Volunteers who work with IRS-approved animal-rescue groups may now be eligible to deduct unreimbursed expenses that help the group’s missions, including fostering stray animals, The Wall Street Journal reported.
Earlier this month, a Tax Court allowed Jan Van Dusen, a volunteer with Fix Our Ferals, to deduct expenses associated with the care of foster cats for the charity after she presented her case to the appropriate authorities. The $12,068 in expenses she argued was deductible included: veterinarian bills, litter, paper towels, garbage bags, food and a portion of her utility bills.
The judge’s written decision in her case, clarifies the rules for anyone deducting unreimbursed charitable expenses of $250 or more, especially if they involve use of a home, the newspaper reported.
Animal rescue experts say those who foster animals likely spend well more than $250 in unreimbursed expenses.
The Humane Society told the Journal, they estimate many of their volunteers spend up to $2,000 of their own money a year to help animals in need.

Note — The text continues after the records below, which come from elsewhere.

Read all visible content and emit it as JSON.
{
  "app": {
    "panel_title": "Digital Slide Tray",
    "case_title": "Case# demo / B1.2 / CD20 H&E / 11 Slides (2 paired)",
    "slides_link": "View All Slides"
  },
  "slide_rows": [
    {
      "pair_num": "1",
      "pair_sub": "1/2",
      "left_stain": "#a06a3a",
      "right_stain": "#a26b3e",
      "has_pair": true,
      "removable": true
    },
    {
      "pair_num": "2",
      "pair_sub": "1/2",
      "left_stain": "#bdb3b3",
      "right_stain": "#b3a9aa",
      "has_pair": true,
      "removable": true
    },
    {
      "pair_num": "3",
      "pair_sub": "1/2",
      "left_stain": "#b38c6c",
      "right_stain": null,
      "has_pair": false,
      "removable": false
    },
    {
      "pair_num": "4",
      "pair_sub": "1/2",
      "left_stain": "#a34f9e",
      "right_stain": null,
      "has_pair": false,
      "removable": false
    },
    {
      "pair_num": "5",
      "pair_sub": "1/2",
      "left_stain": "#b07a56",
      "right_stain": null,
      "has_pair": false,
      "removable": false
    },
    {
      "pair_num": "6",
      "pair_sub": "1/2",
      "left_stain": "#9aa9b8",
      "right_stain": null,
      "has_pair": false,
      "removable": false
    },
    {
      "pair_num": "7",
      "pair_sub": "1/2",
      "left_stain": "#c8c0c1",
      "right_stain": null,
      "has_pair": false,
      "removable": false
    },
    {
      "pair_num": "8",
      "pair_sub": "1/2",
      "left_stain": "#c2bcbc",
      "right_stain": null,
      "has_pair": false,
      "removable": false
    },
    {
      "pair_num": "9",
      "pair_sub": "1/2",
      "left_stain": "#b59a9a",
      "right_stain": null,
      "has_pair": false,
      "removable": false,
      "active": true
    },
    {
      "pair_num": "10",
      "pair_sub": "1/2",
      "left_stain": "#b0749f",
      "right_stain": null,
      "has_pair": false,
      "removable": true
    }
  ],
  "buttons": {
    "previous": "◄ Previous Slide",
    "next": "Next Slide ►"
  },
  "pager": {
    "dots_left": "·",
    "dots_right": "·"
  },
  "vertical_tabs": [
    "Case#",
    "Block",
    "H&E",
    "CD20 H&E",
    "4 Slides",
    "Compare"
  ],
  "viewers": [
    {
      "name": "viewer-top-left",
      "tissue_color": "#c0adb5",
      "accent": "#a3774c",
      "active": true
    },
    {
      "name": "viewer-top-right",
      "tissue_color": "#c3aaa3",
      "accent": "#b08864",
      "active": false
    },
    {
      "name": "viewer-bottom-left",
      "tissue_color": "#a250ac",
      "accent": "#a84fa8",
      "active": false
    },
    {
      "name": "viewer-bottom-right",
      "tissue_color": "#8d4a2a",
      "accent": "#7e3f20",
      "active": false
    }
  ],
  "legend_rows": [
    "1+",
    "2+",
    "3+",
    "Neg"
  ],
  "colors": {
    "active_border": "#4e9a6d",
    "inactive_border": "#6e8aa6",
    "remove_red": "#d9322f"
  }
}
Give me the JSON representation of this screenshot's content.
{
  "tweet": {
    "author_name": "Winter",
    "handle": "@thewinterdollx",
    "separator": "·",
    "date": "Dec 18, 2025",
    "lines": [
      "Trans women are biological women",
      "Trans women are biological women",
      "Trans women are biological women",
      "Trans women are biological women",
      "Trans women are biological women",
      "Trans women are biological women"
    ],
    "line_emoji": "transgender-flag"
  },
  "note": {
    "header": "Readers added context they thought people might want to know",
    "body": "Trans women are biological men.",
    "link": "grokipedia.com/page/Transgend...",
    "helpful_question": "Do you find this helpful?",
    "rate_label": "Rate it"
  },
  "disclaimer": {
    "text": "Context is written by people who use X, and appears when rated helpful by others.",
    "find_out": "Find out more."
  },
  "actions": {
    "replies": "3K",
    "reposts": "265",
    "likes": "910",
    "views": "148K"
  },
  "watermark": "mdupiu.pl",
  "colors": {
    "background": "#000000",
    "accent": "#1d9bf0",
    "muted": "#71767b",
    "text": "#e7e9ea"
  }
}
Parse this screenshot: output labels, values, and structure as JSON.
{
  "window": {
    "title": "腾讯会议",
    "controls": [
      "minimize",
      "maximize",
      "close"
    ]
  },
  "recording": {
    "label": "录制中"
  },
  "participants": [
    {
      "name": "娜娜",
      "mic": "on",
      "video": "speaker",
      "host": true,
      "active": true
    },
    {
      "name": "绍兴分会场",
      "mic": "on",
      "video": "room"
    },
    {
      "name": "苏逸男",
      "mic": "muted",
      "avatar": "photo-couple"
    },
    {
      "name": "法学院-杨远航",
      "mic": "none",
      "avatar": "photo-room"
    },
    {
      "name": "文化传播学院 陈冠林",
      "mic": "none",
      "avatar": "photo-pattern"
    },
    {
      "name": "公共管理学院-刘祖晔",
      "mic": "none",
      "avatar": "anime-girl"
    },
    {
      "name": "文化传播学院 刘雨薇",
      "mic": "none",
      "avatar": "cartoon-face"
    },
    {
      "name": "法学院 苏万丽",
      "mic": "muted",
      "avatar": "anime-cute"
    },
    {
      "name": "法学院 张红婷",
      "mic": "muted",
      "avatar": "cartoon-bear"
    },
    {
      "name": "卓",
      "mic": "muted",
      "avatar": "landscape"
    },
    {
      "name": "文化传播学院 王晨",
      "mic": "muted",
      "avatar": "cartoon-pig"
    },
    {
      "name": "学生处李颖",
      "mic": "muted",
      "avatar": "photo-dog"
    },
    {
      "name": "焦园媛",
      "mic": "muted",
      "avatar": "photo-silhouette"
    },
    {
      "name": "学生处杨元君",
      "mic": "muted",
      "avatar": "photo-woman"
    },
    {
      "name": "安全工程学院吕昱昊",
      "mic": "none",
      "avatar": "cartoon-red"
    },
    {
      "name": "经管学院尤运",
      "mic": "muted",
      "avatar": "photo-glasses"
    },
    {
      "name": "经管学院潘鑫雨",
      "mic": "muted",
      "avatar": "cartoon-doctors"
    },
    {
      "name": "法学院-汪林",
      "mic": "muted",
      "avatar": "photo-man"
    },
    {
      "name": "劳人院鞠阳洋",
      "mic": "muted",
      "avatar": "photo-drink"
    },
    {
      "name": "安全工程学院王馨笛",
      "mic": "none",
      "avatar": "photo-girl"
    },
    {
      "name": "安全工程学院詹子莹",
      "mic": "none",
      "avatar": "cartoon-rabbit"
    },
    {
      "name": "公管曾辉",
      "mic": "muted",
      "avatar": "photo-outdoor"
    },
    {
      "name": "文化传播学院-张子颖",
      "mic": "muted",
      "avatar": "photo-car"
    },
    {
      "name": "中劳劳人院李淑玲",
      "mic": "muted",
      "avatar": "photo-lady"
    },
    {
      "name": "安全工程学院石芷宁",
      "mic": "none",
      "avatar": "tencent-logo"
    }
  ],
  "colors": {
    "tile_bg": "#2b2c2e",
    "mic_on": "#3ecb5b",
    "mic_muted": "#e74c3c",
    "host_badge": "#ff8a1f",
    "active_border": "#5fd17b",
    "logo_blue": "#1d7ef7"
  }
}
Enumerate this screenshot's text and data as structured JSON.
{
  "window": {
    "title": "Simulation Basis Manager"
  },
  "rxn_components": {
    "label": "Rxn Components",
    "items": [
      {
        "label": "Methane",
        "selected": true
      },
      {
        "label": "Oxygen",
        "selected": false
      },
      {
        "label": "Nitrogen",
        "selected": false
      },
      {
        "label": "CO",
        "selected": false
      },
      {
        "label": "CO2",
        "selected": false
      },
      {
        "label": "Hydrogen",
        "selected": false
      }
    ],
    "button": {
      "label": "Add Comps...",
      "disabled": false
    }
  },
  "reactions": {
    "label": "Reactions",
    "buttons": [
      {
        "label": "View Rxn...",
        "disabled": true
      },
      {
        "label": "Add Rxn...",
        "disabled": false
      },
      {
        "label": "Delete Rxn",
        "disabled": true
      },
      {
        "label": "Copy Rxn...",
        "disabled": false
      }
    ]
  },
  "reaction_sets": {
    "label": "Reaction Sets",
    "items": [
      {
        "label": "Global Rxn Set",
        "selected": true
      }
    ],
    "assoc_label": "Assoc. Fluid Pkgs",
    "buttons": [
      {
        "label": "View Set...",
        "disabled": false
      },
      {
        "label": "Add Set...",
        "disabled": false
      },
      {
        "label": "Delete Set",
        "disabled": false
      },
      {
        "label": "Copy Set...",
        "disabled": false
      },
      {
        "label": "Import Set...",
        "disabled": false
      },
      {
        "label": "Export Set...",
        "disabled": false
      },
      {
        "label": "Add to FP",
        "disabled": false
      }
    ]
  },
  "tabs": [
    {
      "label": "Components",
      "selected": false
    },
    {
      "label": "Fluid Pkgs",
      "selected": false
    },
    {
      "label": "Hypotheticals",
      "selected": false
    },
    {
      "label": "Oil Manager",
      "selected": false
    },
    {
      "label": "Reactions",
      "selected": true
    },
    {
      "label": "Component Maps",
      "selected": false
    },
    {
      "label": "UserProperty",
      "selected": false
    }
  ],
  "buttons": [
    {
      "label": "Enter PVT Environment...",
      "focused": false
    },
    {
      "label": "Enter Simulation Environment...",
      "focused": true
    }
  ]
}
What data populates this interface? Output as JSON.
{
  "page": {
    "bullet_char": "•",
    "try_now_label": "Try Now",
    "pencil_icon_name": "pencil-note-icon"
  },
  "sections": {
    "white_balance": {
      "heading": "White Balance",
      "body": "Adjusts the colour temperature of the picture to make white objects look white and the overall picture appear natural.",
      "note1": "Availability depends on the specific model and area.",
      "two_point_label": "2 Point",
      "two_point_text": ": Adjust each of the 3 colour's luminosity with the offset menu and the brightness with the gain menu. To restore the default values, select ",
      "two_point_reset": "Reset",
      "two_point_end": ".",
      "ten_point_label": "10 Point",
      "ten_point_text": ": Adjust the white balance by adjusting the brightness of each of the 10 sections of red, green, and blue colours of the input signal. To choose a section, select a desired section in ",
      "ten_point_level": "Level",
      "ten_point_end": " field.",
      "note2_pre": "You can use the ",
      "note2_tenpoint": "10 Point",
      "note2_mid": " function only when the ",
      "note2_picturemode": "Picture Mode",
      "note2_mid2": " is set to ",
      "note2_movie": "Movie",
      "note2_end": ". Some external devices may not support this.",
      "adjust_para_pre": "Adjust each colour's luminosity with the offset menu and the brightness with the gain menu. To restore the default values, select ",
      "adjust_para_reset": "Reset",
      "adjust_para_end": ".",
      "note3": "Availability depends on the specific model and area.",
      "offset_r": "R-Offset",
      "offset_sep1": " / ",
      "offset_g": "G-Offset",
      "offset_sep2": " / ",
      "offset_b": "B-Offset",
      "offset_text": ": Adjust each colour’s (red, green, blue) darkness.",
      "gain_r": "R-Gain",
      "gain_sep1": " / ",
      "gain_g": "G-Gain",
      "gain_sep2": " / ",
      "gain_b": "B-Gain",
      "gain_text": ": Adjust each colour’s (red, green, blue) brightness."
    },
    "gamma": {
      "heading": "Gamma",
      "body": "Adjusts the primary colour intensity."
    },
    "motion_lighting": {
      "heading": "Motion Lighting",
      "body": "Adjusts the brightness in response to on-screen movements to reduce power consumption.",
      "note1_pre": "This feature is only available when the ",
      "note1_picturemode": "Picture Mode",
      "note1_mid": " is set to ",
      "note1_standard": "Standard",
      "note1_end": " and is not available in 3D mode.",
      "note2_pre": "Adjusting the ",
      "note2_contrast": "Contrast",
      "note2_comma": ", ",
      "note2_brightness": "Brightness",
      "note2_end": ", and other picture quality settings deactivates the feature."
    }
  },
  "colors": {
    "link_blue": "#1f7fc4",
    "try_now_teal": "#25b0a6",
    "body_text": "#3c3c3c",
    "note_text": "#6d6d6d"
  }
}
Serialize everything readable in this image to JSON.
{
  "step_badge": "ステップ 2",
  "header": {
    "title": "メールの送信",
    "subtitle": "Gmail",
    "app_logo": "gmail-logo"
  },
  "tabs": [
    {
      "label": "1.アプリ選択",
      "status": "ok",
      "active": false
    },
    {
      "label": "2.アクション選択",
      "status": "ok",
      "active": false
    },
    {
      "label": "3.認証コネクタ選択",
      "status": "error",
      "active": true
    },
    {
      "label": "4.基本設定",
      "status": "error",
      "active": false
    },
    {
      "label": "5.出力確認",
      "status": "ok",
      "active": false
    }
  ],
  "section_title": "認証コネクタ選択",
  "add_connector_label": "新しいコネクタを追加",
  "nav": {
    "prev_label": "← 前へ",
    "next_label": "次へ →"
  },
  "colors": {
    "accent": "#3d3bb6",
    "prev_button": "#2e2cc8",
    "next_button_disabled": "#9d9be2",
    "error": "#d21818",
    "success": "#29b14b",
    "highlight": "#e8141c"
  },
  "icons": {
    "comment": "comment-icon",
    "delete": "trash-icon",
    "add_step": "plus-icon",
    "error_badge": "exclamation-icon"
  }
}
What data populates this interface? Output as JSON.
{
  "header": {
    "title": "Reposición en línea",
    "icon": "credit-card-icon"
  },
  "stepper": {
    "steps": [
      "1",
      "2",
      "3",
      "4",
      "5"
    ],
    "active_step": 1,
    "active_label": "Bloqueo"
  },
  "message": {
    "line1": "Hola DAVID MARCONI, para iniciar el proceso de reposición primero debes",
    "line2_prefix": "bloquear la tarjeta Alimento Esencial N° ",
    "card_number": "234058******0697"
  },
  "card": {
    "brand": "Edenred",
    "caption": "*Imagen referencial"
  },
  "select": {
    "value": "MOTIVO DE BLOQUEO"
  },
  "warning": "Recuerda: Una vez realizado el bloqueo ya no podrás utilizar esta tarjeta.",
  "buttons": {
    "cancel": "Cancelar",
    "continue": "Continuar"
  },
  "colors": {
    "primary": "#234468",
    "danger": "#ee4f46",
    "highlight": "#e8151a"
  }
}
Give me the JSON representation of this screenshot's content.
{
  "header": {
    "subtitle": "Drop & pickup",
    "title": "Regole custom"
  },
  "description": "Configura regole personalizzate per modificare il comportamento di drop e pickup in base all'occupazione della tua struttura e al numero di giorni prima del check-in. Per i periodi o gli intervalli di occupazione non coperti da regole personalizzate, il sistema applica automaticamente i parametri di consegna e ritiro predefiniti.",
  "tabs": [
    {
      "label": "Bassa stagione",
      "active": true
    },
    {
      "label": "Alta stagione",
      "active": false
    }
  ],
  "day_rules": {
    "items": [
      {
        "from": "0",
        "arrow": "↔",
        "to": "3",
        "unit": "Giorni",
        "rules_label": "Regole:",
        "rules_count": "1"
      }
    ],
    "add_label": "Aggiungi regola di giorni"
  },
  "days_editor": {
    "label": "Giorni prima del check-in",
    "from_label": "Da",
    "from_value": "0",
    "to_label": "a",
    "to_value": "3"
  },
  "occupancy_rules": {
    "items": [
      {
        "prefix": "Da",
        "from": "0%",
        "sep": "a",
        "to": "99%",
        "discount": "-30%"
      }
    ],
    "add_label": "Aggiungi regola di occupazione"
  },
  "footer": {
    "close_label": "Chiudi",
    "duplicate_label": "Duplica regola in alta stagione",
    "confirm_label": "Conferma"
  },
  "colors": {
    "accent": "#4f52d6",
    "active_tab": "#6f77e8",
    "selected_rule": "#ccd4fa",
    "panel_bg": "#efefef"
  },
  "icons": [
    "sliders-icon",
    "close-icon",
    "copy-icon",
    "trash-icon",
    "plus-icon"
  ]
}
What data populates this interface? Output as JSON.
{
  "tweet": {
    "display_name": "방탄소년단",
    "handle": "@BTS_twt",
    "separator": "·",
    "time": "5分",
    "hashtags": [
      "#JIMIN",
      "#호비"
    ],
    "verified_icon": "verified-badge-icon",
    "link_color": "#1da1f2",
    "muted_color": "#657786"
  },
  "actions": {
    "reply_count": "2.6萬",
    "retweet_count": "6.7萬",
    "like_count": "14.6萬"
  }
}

Depending on the situation, that number can be as high as $15,000.
The IRS has 90 days to appeal the decision. They declined to give a comment to newspaper.